The fourth quarter got off to a strange start as the Spurs had only four players on the court. That is a delay of game violation and Sasha Vujacic made the resulting technical free throw. Later he was fouled while attempting a three pointer and made all three of those free throws as well. The Spurs missed nine of their first 10 field goal attempts in the final period and the Lakers built an 83-73 lead. Just when the Lakers seemed poised to put a stranglehold on the game the Spurs responded with their best several minutes of play all night, trimming the margin to 90-89. On the ensuing Lakers possession, Bryant drew a double team and dished to Bynum. "That was a great pass by Kobe Bryant," Hubie Brown declared--but it did not result in two points. Bynum lowered his shoulder and committed a charge, his sixth foul of the game; that is the difference between an assist leading to two crucial points and a turnover that results in two Ginobili free throws that put the Spurs up, 91-90. The Lakers recaptured the lead on Bryant's eighth assist, a pass to Luke Walton, who scored inside. Duncan made one of two free throws to tie the game again and then Bryant hit a tough pullup jumper from the left wing, the final lead change of the game. Two Maurice Evans free throws gave the Lakers a little breathing room and a Ronny Turiaf layup with nine seconds left put the Lakers up five. After Brent Barry made a three pointer, Bryant shut the door by making two free throws with four seconds left.
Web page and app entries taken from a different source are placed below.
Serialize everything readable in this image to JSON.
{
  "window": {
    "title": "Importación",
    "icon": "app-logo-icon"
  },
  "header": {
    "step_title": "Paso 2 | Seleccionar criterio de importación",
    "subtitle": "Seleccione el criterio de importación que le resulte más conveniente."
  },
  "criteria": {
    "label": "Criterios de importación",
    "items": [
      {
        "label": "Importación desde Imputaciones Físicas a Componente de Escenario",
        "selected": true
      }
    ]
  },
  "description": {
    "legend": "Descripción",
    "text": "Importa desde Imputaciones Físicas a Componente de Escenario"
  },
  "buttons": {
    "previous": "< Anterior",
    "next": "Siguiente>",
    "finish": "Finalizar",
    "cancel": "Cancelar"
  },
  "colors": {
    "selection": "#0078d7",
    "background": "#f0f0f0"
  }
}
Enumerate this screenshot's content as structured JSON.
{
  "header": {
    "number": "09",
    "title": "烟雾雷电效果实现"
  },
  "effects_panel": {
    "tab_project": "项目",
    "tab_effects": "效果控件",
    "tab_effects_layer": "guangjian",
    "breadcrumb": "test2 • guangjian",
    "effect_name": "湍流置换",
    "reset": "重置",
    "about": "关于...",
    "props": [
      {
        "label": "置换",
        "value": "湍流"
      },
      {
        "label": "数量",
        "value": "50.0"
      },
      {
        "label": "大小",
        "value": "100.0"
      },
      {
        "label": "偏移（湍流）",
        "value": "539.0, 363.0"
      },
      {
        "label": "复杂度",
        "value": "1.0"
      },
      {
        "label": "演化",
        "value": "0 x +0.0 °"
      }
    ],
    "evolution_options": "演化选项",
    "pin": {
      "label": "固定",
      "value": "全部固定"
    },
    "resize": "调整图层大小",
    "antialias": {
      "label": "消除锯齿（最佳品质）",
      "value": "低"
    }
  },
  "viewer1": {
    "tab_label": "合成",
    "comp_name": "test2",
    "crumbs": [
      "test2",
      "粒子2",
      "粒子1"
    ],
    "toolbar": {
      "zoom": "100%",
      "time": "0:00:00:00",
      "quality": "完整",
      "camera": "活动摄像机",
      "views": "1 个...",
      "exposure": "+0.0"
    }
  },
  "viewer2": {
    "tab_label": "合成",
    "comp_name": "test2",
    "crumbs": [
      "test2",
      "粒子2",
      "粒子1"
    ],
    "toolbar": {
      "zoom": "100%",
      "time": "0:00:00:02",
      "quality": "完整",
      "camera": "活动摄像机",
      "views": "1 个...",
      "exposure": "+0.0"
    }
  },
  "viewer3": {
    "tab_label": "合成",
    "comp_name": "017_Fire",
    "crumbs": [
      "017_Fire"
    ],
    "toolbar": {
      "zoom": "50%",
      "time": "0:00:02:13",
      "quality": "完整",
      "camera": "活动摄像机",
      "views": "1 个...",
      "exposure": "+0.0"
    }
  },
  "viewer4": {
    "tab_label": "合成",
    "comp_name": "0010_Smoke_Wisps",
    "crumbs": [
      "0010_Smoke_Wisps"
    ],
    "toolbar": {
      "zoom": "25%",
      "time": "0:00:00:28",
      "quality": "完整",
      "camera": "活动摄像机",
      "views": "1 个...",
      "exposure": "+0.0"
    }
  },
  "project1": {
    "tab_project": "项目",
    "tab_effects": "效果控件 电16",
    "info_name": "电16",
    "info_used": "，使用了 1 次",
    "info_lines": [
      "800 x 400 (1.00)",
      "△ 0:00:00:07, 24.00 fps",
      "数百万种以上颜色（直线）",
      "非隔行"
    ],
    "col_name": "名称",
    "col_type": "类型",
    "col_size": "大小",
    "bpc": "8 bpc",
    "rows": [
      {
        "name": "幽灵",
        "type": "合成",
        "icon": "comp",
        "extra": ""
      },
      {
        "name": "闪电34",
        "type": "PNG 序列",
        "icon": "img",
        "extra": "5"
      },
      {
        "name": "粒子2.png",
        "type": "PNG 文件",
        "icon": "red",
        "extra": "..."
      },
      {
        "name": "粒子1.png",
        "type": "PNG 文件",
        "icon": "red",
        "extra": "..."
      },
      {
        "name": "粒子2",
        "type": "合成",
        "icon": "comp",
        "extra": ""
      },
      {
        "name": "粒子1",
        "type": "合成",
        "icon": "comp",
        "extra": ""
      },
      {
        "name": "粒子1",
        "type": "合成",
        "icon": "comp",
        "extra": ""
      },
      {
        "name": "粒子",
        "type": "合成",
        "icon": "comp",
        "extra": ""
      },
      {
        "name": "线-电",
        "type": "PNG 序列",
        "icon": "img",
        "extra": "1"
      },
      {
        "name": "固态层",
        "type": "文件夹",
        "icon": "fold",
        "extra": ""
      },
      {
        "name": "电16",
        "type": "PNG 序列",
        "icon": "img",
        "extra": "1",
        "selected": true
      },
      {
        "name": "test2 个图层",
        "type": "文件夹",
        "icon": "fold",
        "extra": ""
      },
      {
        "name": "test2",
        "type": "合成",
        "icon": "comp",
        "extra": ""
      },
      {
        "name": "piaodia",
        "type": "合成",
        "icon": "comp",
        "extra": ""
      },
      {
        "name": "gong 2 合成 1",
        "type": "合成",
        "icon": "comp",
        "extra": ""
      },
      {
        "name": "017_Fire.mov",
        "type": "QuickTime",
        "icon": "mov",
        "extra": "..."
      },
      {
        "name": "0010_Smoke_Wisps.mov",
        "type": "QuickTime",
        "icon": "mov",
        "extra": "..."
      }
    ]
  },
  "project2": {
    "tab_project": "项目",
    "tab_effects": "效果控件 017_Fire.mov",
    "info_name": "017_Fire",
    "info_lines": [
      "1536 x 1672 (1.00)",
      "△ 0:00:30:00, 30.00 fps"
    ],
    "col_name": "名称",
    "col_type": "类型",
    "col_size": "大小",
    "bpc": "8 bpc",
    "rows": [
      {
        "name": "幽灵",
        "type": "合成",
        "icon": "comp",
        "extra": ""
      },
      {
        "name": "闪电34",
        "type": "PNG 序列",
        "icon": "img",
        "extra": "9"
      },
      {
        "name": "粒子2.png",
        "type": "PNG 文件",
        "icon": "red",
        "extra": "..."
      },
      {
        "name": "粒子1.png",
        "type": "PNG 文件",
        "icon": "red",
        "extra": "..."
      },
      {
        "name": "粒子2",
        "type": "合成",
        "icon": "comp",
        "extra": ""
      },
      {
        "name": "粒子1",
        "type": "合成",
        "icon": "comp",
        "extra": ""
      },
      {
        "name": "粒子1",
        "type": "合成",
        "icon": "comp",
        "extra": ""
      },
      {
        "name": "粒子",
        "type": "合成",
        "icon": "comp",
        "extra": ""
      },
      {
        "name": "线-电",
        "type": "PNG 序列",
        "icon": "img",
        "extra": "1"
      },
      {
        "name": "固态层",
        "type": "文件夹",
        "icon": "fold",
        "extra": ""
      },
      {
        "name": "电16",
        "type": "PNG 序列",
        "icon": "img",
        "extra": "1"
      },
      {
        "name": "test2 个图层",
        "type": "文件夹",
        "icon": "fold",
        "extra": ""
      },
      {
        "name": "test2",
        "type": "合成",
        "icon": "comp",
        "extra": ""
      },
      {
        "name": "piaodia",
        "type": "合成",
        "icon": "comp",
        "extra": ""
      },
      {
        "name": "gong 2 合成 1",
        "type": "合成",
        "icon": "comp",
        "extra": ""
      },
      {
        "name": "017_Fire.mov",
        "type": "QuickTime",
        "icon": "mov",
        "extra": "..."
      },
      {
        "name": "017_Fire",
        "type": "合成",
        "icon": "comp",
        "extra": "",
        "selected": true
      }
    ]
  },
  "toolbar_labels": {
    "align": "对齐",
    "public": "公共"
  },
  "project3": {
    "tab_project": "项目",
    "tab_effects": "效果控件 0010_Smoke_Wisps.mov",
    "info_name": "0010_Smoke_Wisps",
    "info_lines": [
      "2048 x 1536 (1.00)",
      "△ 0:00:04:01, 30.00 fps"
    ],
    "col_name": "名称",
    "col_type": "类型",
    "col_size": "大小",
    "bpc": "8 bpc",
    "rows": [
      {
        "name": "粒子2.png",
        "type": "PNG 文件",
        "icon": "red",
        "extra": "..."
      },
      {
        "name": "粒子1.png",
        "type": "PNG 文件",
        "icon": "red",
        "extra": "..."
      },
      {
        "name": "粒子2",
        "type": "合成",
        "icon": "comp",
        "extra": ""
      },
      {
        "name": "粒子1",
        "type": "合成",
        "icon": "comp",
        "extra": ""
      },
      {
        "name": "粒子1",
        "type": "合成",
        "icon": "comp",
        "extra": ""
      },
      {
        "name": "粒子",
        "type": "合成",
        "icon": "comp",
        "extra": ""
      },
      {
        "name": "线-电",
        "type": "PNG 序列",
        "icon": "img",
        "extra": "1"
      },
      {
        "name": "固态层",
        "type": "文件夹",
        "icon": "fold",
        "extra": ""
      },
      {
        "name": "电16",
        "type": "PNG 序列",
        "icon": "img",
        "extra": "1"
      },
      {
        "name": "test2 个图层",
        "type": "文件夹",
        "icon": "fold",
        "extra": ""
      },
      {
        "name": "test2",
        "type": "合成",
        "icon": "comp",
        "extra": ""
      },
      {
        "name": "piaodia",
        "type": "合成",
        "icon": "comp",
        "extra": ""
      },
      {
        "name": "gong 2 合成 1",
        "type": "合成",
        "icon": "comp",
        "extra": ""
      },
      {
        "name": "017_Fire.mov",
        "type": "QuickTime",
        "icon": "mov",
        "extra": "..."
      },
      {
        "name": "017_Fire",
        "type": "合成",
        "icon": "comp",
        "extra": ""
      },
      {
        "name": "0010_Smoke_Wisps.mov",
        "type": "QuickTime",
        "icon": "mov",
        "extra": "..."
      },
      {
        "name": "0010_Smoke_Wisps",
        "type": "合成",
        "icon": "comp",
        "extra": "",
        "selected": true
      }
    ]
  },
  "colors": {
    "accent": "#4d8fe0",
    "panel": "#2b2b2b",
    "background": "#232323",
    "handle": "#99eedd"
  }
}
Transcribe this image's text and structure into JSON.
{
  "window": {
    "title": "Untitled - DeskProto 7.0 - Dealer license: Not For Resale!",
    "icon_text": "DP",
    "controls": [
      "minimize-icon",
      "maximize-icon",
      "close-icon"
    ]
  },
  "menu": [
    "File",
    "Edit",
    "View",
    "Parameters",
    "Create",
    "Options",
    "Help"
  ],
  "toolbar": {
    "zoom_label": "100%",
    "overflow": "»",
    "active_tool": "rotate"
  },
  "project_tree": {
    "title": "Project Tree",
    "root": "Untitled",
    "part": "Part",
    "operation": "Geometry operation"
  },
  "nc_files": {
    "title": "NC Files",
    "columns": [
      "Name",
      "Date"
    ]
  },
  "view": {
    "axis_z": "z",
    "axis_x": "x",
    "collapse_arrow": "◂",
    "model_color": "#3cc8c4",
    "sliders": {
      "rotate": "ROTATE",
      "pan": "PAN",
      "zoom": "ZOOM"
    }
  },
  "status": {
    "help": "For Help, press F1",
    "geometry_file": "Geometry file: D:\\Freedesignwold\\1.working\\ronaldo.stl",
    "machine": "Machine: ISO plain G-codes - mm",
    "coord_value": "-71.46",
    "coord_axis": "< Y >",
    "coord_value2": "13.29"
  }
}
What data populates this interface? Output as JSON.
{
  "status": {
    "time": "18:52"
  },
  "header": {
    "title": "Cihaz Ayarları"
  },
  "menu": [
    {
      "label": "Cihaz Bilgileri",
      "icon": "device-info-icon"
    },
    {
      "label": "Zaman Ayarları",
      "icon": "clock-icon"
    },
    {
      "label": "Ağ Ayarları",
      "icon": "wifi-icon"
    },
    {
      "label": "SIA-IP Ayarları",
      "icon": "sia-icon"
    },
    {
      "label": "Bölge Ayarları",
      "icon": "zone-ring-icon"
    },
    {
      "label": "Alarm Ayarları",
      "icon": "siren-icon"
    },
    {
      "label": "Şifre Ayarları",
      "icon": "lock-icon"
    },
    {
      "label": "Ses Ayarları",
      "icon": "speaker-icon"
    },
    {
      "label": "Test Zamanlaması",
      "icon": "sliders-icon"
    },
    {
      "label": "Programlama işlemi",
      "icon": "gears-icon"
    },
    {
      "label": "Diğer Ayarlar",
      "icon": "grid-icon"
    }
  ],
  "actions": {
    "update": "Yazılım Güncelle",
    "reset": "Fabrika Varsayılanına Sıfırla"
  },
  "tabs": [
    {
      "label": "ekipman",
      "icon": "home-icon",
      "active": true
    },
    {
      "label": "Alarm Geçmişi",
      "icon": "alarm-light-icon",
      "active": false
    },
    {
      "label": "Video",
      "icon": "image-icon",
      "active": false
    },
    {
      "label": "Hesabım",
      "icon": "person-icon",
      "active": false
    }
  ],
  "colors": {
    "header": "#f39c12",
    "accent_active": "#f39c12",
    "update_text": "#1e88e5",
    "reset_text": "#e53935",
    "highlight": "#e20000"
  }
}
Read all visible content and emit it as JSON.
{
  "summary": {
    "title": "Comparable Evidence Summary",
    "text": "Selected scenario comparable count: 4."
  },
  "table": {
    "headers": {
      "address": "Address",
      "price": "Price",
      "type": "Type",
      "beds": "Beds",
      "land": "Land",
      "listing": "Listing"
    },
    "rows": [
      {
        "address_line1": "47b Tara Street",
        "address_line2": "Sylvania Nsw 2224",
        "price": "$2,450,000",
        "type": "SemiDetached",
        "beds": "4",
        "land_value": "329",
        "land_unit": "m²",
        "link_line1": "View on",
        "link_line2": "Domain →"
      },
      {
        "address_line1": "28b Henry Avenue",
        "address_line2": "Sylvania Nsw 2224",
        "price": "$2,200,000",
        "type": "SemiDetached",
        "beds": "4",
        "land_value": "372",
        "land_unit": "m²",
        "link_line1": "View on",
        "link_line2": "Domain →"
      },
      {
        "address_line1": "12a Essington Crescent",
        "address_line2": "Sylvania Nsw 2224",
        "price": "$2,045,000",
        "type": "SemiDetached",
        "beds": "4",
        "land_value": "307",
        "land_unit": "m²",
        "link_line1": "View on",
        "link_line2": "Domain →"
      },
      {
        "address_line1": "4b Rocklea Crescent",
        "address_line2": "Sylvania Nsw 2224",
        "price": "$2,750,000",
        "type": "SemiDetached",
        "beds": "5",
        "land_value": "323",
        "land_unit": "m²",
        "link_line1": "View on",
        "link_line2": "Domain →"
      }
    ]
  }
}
"What we learned tonight," Bryant told ESPN's Lisa Salters after the game, "is that we really have to execute down the stretch." She noted that during a fourth quarter timeout he said to his teammates, "This is what playoff basketball is all about," and asked Bryant what he meant by that. He answered, "Teams are going to battle back. The important thing is that we tighten up, we continue to execute and stay compact in what we are trying to do and not get rattled. It's OK to make mistakes."

posted by David Friedman @ 1:01 AM

0 comments

links to this post

0 Comments:

Post a Comment

Links to this post:

Create a Link

<< Home